The champion of equal rights for all of society’s oppressed died on Saturday in Fort Walton Beach, Fla. and while condolences have been pouring in, we are now learning even more intimate details surrounding his death.
Bond, 75, leaves behind his wife of 24 years, Pamela Horowitz, who, says his sudden passing is from complications related to vascular disease. In a voice filled with emotion, Horowitz recalls a poignant incident that happened just as she was leaving the intensive care unit. She says a nurse who was the first to stop her and offer condolences told her.
His friends and family say he recently advocated for gay couples who wished to marry, and would chat and snap pictures with anyone on the street. He also is said to have talked regularly with President Barack Obama.
“Justice and equality was the mission that spanned his life – from his leadership of the Student Nonviolent Coordinating Committee, to his founding role with the Southern Poverty Law Center, to his pioneering service in the Georgia legislature and his steady hand at the helm of the NAACP,” President Obama said in a statement Sunday. “Michelle and I have benefited from his example, his counsel, and his friendship – and we offer our prayers and sympathies to his wife, Pamela, and his children.”
Paul Gaston, a history professor who worked with Bond at the University of Virginia, was heartbroken upon hearing the news of Bond’s death on television and praised the way Bond communicated the subject of civil rights; to any and everyone, in a way that they could understand it; whether on the national stage or in the classroom.

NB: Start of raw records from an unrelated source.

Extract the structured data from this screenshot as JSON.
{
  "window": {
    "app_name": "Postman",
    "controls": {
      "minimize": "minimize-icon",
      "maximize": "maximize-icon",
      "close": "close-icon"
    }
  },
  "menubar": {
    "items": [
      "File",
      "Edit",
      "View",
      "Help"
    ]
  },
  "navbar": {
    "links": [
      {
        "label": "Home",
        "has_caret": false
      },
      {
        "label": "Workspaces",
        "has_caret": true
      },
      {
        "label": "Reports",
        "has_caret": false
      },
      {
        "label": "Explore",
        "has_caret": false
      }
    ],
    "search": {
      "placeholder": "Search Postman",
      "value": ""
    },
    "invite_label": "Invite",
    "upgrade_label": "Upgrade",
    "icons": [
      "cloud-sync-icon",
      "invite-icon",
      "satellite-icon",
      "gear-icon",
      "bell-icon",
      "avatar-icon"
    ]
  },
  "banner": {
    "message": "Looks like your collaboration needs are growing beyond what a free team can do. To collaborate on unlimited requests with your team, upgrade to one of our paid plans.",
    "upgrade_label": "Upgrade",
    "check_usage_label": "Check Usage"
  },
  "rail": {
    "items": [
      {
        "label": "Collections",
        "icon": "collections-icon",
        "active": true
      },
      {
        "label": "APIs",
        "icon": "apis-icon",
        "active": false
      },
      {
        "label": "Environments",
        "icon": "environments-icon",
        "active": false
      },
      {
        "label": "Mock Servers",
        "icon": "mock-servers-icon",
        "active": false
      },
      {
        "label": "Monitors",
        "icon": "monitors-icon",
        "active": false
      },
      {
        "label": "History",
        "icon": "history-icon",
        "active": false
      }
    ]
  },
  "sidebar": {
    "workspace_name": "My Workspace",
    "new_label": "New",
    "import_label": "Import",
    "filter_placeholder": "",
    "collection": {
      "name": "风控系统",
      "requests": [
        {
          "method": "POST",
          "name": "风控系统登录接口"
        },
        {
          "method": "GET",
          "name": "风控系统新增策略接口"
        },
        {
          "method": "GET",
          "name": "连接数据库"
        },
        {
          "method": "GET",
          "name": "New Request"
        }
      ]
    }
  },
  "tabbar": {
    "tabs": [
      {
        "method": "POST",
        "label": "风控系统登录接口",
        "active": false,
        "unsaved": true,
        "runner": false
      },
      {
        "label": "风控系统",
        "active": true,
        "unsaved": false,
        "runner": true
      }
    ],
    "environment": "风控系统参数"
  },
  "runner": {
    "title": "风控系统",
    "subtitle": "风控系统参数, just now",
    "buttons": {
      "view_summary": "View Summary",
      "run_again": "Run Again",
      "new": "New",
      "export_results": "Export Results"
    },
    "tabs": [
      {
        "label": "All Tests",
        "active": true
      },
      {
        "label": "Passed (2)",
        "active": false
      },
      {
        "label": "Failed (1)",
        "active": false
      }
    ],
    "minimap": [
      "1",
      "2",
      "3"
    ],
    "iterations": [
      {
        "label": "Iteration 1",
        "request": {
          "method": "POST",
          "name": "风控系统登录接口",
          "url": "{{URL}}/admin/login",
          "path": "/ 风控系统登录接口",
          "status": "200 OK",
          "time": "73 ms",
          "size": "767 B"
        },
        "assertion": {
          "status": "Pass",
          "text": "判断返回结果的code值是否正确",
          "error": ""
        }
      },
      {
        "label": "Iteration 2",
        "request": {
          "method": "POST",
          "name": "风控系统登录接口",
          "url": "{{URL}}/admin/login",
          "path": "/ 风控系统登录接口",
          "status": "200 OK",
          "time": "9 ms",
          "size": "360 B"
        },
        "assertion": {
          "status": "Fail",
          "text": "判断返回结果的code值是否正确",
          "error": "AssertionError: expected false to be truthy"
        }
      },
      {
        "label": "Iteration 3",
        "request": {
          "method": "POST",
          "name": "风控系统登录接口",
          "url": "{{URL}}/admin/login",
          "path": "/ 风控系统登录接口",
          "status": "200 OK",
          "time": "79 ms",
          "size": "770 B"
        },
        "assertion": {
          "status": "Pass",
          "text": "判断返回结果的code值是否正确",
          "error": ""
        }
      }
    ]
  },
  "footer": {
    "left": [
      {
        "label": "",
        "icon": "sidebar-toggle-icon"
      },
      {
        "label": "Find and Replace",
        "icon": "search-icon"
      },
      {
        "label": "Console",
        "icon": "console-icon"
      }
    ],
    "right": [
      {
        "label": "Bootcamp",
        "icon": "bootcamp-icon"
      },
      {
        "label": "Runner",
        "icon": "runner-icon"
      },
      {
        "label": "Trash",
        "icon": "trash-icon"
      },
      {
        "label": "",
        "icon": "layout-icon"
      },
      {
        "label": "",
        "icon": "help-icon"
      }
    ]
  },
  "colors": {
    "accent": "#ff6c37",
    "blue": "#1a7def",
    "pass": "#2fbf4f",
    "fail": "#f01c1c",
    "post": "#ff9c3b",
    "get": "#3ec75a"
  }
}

“He was one of the most popular teachers because he kept telling truths,” Gaston said. “He opened students’ eyes to a world that was foreign to many of them. They told me they were very grateful for that course because it changed their lives.”